(Extracted data begins)

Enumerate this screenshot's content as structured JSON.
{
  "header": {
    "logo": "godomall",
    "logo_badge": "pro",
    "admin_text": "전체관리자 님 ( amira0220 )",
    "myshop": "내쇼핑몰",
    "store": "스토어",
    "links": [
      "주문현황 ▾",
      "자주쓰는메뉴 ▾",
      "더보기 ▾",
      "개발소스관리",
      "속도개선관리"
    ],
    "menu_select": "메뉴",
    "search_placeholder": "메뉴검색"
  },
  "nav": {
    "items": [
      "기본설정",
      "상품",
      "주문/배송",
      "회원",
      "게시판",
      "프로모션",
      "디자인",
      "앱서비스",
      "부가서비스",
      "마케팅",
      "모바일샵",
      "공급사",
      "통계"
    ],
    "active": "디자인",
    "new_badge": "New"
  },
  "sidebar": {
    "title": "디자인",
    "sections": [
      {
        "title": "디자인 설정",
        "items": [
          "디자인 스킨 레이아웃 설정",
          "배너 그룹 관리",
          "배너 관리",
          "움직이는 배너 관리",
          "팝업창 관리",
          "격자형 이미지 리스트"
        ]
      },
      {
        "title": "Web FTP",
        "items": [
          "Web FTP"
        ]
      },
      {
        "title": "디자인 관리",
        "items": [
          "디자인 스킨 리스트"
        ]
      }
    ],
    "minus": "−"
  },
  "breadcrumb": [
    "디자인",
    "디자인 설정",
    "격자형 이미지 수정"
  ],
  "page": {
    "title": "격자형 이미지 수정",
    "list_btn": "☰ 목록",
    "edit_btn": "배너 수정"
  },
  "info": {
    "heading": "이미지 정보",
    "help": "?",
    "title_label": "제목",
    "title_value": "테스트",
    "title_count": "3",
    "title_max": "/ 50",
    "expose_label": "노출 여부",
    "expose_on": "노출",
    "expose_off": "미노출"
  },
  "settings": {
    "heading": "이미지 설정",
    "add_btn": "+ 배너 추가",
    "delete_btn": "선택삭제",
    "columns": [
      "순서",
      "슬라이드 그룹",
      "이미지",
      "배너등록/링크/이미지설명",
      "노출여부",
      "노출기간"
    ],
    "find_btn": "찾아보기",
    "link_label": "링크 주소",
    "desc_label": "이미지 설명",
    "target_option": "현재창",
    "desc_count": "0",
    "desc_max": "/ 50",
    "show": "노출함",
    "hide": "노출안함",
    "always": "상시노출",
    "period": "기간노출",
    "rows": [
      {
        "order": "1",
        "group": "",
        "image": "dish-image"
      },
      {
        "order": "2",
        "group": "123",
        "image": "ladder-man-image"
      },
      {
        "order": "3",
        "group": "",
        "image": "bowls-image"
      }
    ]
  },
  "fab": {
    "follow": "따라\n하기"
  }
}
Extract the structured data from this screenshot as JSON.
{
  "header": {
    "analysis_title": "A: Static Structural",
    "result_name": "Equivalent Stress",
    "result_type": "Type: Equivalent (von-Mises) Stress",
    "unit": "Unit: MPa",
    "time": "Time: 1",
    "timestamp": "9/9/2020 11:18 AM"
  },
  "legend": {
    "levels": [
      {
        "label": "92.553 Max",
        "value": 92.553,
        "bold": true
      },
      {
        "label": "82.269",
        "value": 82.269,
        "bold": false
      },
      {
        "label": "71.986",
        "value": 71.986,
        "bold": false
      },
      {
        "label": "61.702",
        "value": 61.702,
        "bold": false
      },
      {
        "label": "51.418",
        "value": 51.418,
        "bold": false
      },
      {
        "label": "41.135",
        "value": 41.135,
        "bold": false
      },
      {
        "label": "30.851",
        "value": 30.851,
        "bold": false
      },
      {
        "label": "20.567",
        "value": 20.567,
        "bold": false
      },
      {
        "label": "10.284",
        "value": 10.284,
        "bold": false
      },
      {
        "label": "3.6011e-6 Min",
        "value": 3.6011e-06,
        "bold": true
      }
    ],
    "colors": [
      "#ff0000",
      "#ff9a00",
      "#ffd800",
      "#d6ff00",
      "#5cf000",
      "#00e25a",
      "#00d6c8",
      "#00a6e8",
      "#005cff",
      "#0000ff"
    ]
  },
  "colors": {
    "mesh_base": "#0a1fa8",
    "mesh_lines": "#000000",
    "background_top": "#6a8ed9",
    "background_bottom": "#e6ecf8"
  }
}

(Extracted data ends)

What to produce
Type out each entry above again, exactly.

Reply to the exercise
Enumerate this screenshot's content as structured JSON.
{
  "header": {
    "logo": "godomall",
    "logo_badge": "pro",
    "admin_text": "전체관리자 님 ( amira0220 )",
    "myshop": "내쇼핑몰",
    "store": "스토어",
    "links": [
      "주문현황 ▾",
      "자주쓰는메뉴 ▾",
      "더보기 ▾",
      "개발소스관리",
      "속도개선관리"
    ],
    "menu_select": "메뉴",
    "search_placeholder": "메뉴검색"
  },
  "nav": {
    "items": [
      "기본설정",
      "상품",
      "주문/배송",
      "회원",
      "게시판",
      "프로모션",
      "디자인",
      "앱서비스",
      "부가서비스",
      "마케팅",
      "모바일샵",
      "공급사",
      "통계"
    ],
    "active": "디자인",
    "new_badge": "New"
  },
  "sidebar": {
    "title": "디자인",
    "sections": [
      {
        "title": "디자인 설정",
        "items": [
          "디자인 스킨 레이아웃 설정",
          "배너 그룹 관리",
          "배너 관리",
          "움직이는 배너 관리",
          "팝업창 관리",
          "격자형 이미지 리스트"
        ]
      },
      {
        "title": "Web FTP",
        "items": [
          "Web FTP"
        ]
      },
      {
        "title": "디자인 관리",
        "items": [
          "디자인 스킨 리스트"
        ]
      }
    ],
    "minus": "−"
  },
  "breadcrumb": [
    "디자인",
    "디자인 설정",
    "격자형 이미지 수정"
  ],
  "page": {
    "title": "격자형 이미지 수정",
    "list_btn": "☰ 목록",
    "edit_btn": "배너 수정"
  },
  "info": {
    "heading": "이미지 정보",
    "help": "?",
    "title_label": "제목",
    "title_value": "테스트",
    "title_count": "3",
    "title_max": "/ 50",
    "expose_label": "노출 여부",
    "expose_on": "노출",
    "expose_off": "미노출"
  },
  "settings": {
    "heading": "이미지 설정",
    "add_btn": "+ 배너 추가",
    "delete_btn": "선택삭제",
    "columns": [
      "순서",
      "슬라이드 그룹",
      "이미지",
      "배너등록/링크/이미지설명",
      "노출여부",
      "노출기간"
    ],
    "find_btn": "찾아보기",
    "link_label": "링크 주소",
    "desc_label": "이미지 설명",
    "target_option": "현재창",
    "desc_count": "0",
    "desc_max": "/ 50",
    "show": "노출함",
    "hide": "노출안함",
    "always": "상시노출",
    "period": "기간노출",
    "rows": [
      {
        "order": "1",
        "group": "",
        "image": "dish-image"
      },
      {
        "order": "2",
        "group": "123",
        "image": "ladder-man-image"
      },
      {
        "order": "3",
        "group": "",
        "image": "bowls-image"
      }
    ]
  },
  "fab": {
    "follow": "따라\n하기"
  }
}
Extract the structured data from this screenshot as JSON.
{
  "header": {
    "analysis_title": "A: Static Structural",
    "result_name": "Equivalent Stress",
    "result_type": "Type: Equivalent (von-Mises) Stress",
    "unit": "Unit: MPa",
    "time": "Time: 1",
    "timestamp": "9/9/2020 11:18 AM"
  },
  "legend": {
    "levels": [
      {
        "label": "92.553 Max",
        "value": 92.553,
        "bold": true
      },
      {
        "label": "82.269",
        "value": 82.269,
        "bold": false
      },
      {
        "label": "71.986",
        "value": 71.986,
        "bold": false
      },
      {
        "label": "61.702",
        "value": 61.702,
        "bold": false
      },
      {
        "label": "51.418",
        "value": 51.418,
        "bold": false
      },
      {
        "label": "41.135",
        "value": 41.135,
        "bold": false
      },
      {
        "label": "30.851",
        "value": 30.851,
        "bold": false
      },
      {
        "label": "20.567",
        "value": 20.567,
        "bold": false
      },
      {
        "label": "10.284",
        "value": 10.284,
        "bold": false
      },
      {
        "label": "3.6011e-6 Min",
        "value": 3.6011e-06,
        "bold": true
      }
    ],
    "colors": [
      "#ff0000",
      "#ff9a00",
      "#ffd800",
      "#d6ff00",
      "#5cf000",
      "#00e25a",
      "#00d6c8",
      "#00a6e8",
      "#005cff",
      "#0000ff"
    ]
  },
  "colors": {
    "mesh_base": "#0a1fa8",
    "mesh_lines": "#000000",
    "background_top": "#6a8ed9",
    "background_bottom": "#e6ecf8"
  }
}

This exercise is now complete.